A widowed man running from a wild bear; a lonely man calling his mother and a postorgasmic man falling off a chair. The art of Meiro Koizumi is never dull, and provides an unexpected finale for the Mary Mary gallery in its original premises.

With only four short video works selected from the career of this Beck’s Futures winner, it’s a minimal closing show for the flat-cumexhibition space, which plans to relocate in late spring. But the Japanese artist’s grandiose performance art, his mash of comedy and physical theatre, makes an anarchic and fitting ending.

Each work appears as a deceptive self-portrait that relies on his off-beat slapstick mischief, but is also underwritten by the awareness that he is both story and character; his own unabashed exhibitionism camouflaged within that of his roles.

At the door of the gallery is ‘Fhe Wav a Very Veautiful Woman’ 2001—a continuous shot cropped to contain only Koizumi’s upturned chin and mouth. With two felt-tip dots on his stubble for eyes, the beady cartoon chin tells a sad story of his lost lady counterpart. The technique is homage to Bruce Nauman’s ‘Lip-Sync’ 1969, although the narrative is hardly an attempt to emulate the highbrow experimentalism pioneered by Nauman. It is, after all, simply a talking chin.

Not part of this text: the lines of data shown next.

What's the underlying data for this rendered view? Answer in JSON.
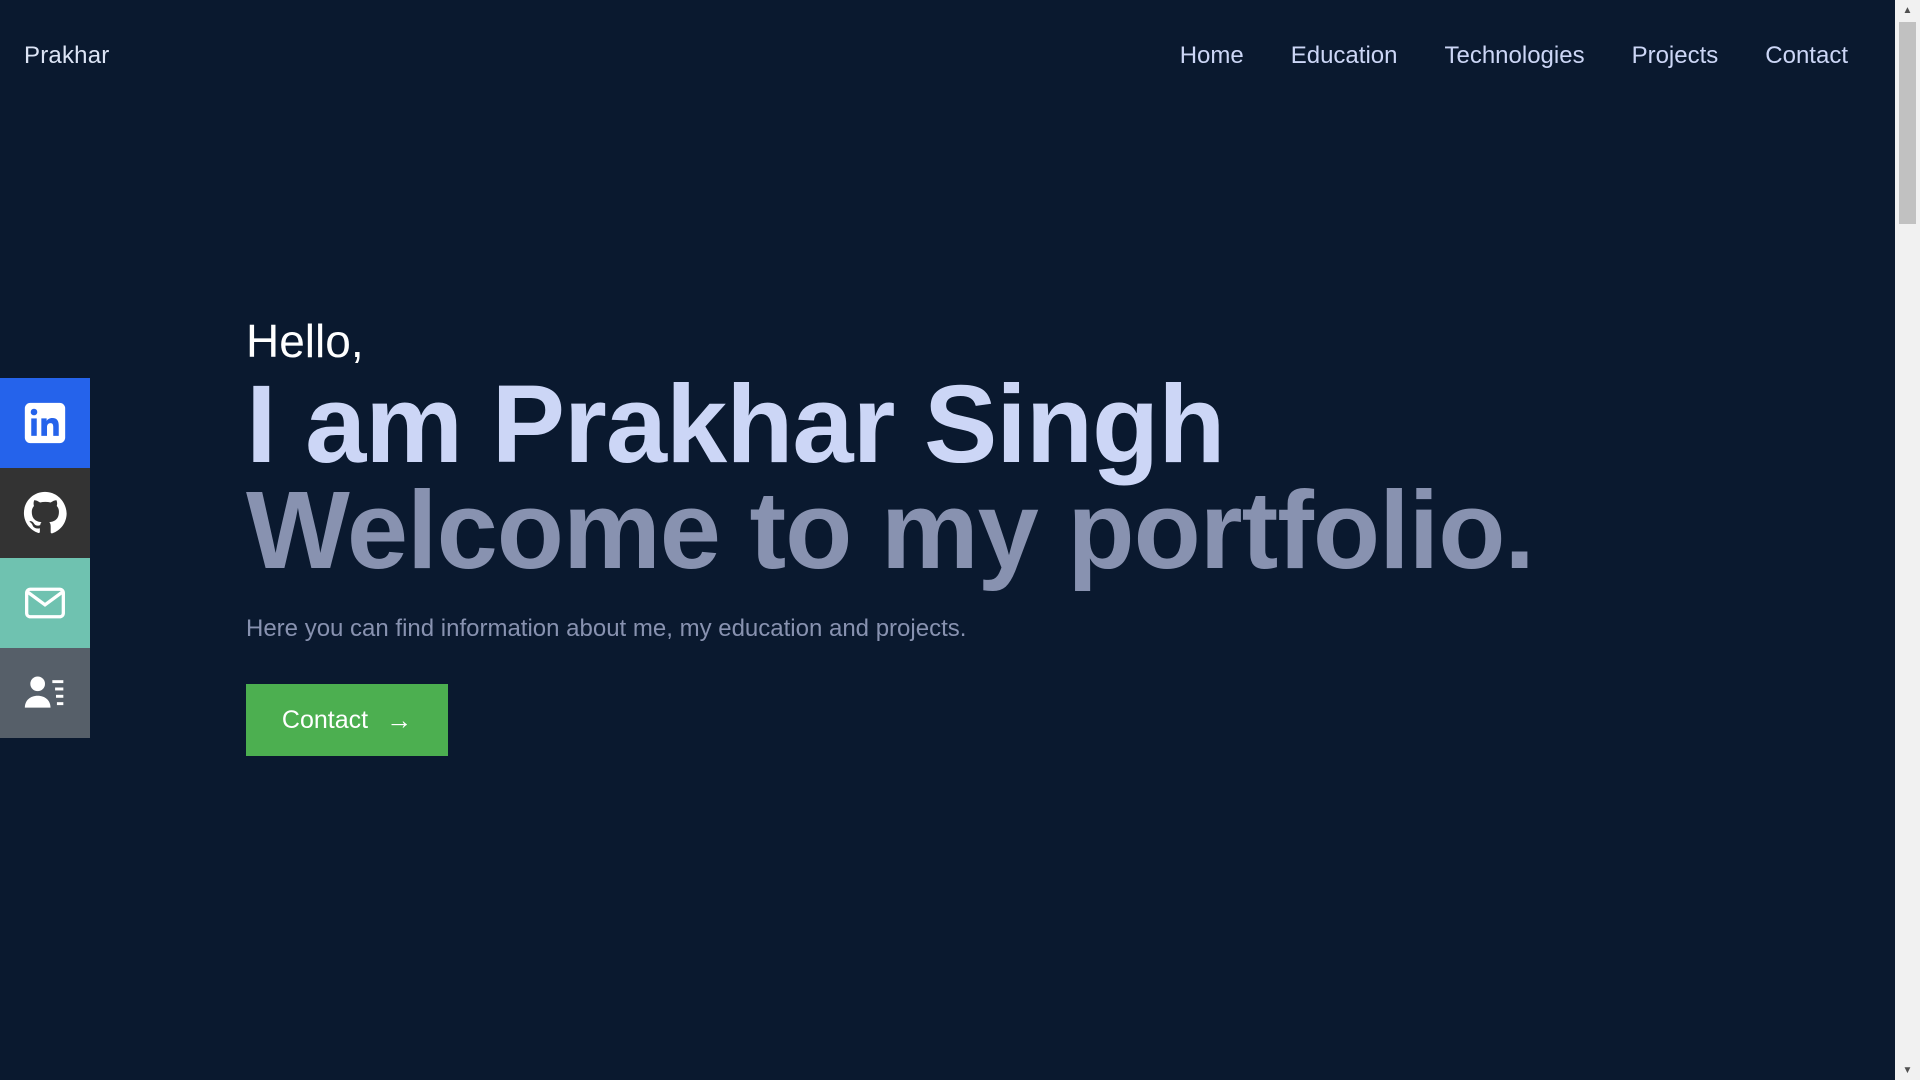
{
  "header": {
    "brand": "Prakhar",
    "nav": [
      "Home",
      "Education",
      "Technologies",
      "Projects",
      "Contact"
    ]
  },
  "social": {
    "items": [
      {
        "icon": "linkedin-icon",
        "color": "#2563eb"
      },
      {
        "icon": "github-icon",
        "color": "#333333"
      },
      {
        "icon": "mail-icon",
        "color": "#6fc2b0"
      },
      {
        "icon": "resume-icon",
        "color": "#565f69"
      }
    ]
  },
  "hero": {
    "greeting": "Hello,",
    "name_line": "I am Prakhar Singh",
    "welcome_line": "Welcome to my portfolio.",
    "subtitle": "Here you can find information about me, my education and projects.",
    "cta_label": "Contact",
    "cta_icon": "arrow-right-icon",
    "cta_color": "#4caf50"
  },
  "theme": {
    "background": "#0a192f",
    "primary_text": "#ccd6f6",
    "secondary_text": "#8892b0"
  }
}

In a later work, ‘Mum’ 2003, Koizumi or his character sits and telephones his mother. Subtitled in Japanese, he quietly chats to her until suddenly grabbing a microphone and screaming mock war noises down the receiver. After being wounded in mimed combat, he mutters, ‘Mum, mum, mum,’ on his dying breath. In both films, reality has little control over the ensuing action, and with this liberation Koizumi’s bizarre and ridiculous narratives surface to abuse and disturb his submissive viewer.

It seems odd, initially, that an international artist specialising in the film and video genre should show such disregard for that very medium. He treats video recording brutally: the sound frequently distorts, the visuals look cheap and nasty, and he cares little for the editing process. Yet this indifference to the video aesthetic betrays his real passion—Koizumi devotes himself solely to the real-time action that occurs in the frame. The theatricality, the childlike role-playing games and the absence of post-production finessing emerges as an antiaesthetic rebellion. Koizumi’s films are unattractive, but the simplicity of his style takes on its own beauty. In each film, all the action takes place within a single take: no sneaky cutting or editing to improve the original performance; only a shrewd sense of timing and a muscular presentation that is surprising and appalling, and consequently hilarious.

Isla Leaver-Yap is assistant editor of Map